Match on the string "Filters" in the entries below and return every matching line.

GIVEN RECORDS below:

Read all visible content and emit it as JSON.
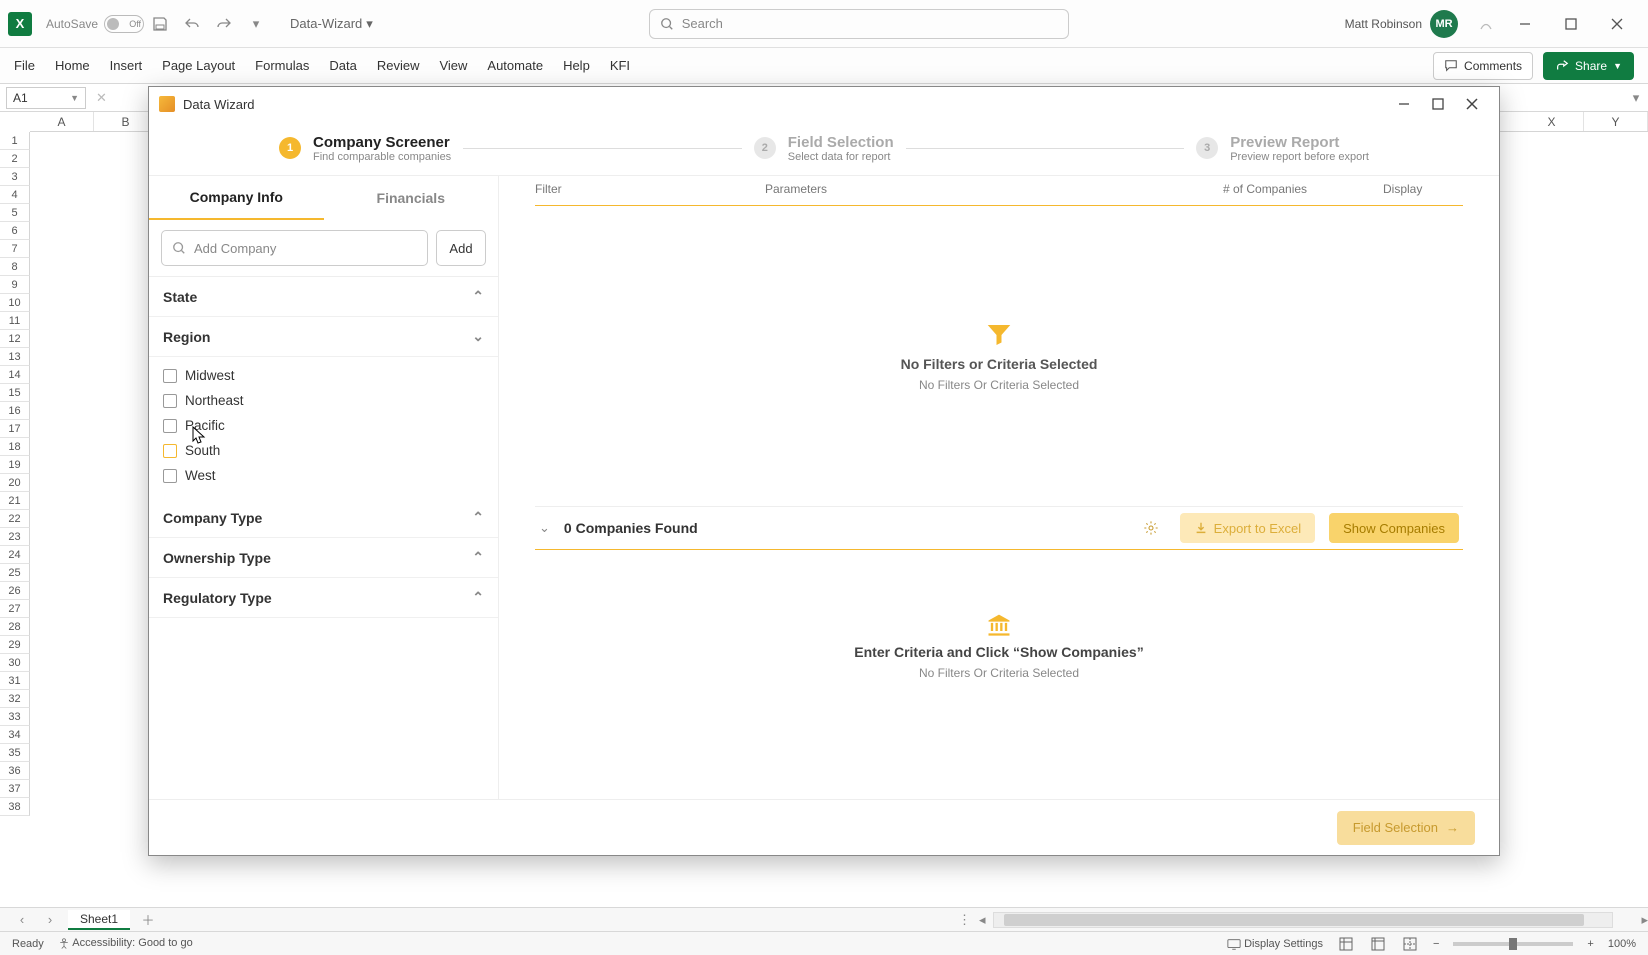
{
  "titlebar": {
    "autosave_label": "AutoSave",
    "autosave_state": "Off",
    "doc_name": "Data-Wizard",
    "search_placeholder": "Search",
    "user_name": "Matt Robinson",
    "user_initials": "MR"
  },
  "ribbon": {
    "tabs": [
      "File",
      "Home",
      "Insert",
      "Page Layout",
      "Formulas",
      "Data",
      "Review",
      "View",
      "Automate",
      "Help",
      "KFI"
    ],
    "comments_label": "Comments",
    "share_label": "Share"
  },
  "formula": {
    "namebox": "A1"
  },
  "grid": {
    "cols": [
      "A",
      "B",
      "",
      "",
      "",
      "",
      "",
      "",
      "",
      "",
      "",
      "",
      "",
      "",
      "",
      "",
      "",
      "",
      "",
      "",
      "",
      "X",
      "Y"
    ],
    "visible_row_count": 38
  },
  "sheet_tabs": {
    "active": "Sheet1"
  },
  "statusbar": {
    "ready": "Ready",
    "accessibility": "Accessibility: Good to go",
    "display_settings": "Display Settings",
    "zoom": "100%"
  },
  "wizard": {
    "title": "Data Wizard",
    "steps": [
      {
        "num": "1",
        "title": "Company Screener",
        "sub": "Find comparable companies",
        "active": true
      },
      {
        "num": "2",
        "title": "Field Selection",
        "sub": "Select data for report",
        "active": false
      },
      {
        "num": "3",
        "title": "Preview Report",
        "sub": "Preview report before export",
        "active": false
      }
    ],
    "left_tabs": {
      "company_info": "Company Info",
      "financials": "Financials"
    },
    "add_placeholder": "Add Company",
    "add_button": "Add",
    "sections": {
      "state": "State",
      "region": "Region",
      "company_type": "Company Type",
      "ownership_type": "Ownership Type",
      "regulatory_type": "Regulatory Type"
    },
    "regions": [
      "Midwest",
      "Northeast",
      "Pacific",
      "South",
      "West"
    ],
    "right": {
      "headers": {
        "filter": "Filter",
        "params": "Parameters",
        "count": "# of Companies",
        "display": "Display"
      },
      "empty_top_title": "No Filters or Criteria Selected",
      "empty_top_sub": "No Filters Or Criteria Selected",
      "results_count": "0 Companies Found",
      "export_label": "Export to Excel",
      "show_label": "Show Companies",
      "empty_bottom_title": "Enter Criteria and Click “Show Companies”",
      "empty_bottom_sub": "No Filters Or Criteria Selected"
    },
    "footer_next": "Field Selection"
  }
}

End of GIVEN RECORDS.

RESULT
      "empty_top_title": "No Filters or Criteria Selected",
      "empty_top_sub": "No Filters Or Criteria Selected",
      "empty_bottom_sub": "No Filters Or Criteria Selected"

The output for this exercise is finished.